For example, a Category II code can indicate whether an experienced professional or a trainee provided a particular treatment or procedure.
These CPT codes can't replace Category I or III codes but rather they provide extra information. They typically contain five characters – the first four numerical characters followed by a fifth alphabetical character, "F":
- Composite Measures 0001F – 0015F
- Patient Management 0500F – 0575F
- Patient History 1000F – 1220F
- Physical Examination 2000F – 2050F
- Diagnostic/Screening Processes or Results 3006F – 3573F
- Therapeutic, Preventive, or Other Interventions 4000F – 4306F
- Follow-Up or Other Outcomes 5005F – 5100F
- Patient Safety 6005F – 6045F • Structural 7010F – 7025
Category III CPT codes report emerging medical services and technologies that don't fit the existing categories. They are used to accurately track new developments in healthcare delivery, such as robotic surgery or teledermatology.
These codes are designed to provide more specificity in coding, and they also help facilities and organizations track the effectiveness of new, emergent medical techniques.
Category III codes may eventually be incorporated into Category I codes if they become widely used or if there is a need for greater specificity. For example, some of the current Category III CPT codes include 94999 for unspecified medical procedures or services and 95930 for biofeedback training.
How are CPT codes used?
Medical coders use CPT codes when filing claims to insurance companies and government agencies. They allow healthcare providers to get paid for their services and help insurance companies accurately track those services.
Do note that there's a difference between CPT codes and HCPS codes. CPT codes are used to describe medical procedures and services. HCPCS codes, on the other hand, are used to identify products, supplies, and services not covered by CPT codes.
Here's how to use CPT codes:
For initial coding, CPT codes should be selected according to the type of service or procedure provided to a patient. Selecting the correct codes is crucial because it affects the accuracy of filing claims. The reimbursement amount from insurance companies can vary depending on the code chosen.
Verification and submission
Once the codes for service have been chosen, they should be verified against the official CPT coding manual, which stands as a guide for CPT codes. This helps avoid any delays in processing claims. After verifying the codes, you can submit them to insurance companies or government agencies for reimbursement.
For example, you can use CPT codes for psychological testing and evaluation when submitting Medicare claims for a neuropsychological assessment. CPT codes provide the relevant information needed to track those services and ensure proper payment for the services provided.
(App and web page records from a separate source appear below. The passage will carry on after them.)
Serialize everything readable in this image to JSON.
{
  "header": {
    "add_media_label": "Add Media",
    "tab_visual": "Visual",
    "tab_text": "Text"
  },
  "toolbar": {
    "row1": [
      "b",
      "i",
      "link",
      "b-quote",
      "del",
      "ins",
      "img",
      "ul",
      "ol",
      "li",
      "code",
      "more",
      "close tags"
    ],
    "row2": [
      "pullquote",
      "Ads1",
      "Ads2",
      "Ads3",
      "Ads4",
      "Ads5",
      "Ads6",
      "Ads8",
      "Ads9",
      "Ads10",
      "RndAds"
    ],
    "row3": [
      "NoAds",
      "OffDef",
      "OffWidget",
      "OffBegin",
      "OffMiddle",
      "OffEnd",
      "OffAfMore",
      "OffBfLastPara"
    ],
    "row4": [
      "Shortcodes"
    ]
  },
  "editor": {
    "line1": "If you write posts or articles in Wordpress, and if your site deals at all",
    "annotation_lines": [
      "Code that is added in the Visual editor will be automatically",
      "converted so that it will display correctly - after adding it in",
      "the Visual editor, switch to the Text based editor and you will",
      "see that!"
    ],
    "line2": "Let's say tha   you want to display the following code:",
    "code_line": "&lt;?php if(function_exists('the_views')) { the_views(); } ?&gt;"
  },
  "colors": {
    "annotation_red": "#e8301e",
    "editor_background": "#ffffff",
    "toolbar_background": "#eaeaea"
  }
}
Once the codes have been submitted, the insurance company or government agency will review them to ensure they're accurate and used correctly. The CPT codes are then used to generate an Explanation of Benefits (EOB) that details how much money the patient or provider will receive from the insurance company.
CPT codes help researchers track patient outcomes and the effectiveness of treatments.
The codes can also be used to compare services across different healthcare providers, allowing for a better understanding of trends in medical practices. This helps researchers determine which treatments are most effective and how they should be used in practice.
CPT codes are essential tools in the healthcare industry since they help track and reimburse medical services. They can also be used for research and to compare treatments across different providers.
By understanding the different types of codes and how to use CPT, healthcare providers can ensure accuracy when filing claims and maximize the reimbursement they receive. And with the right tools and resources, medical coders can easily use CPT codes to ensure accuracy in tracking and filing claims. This will help create a more efficient and cost-effective healthcare system.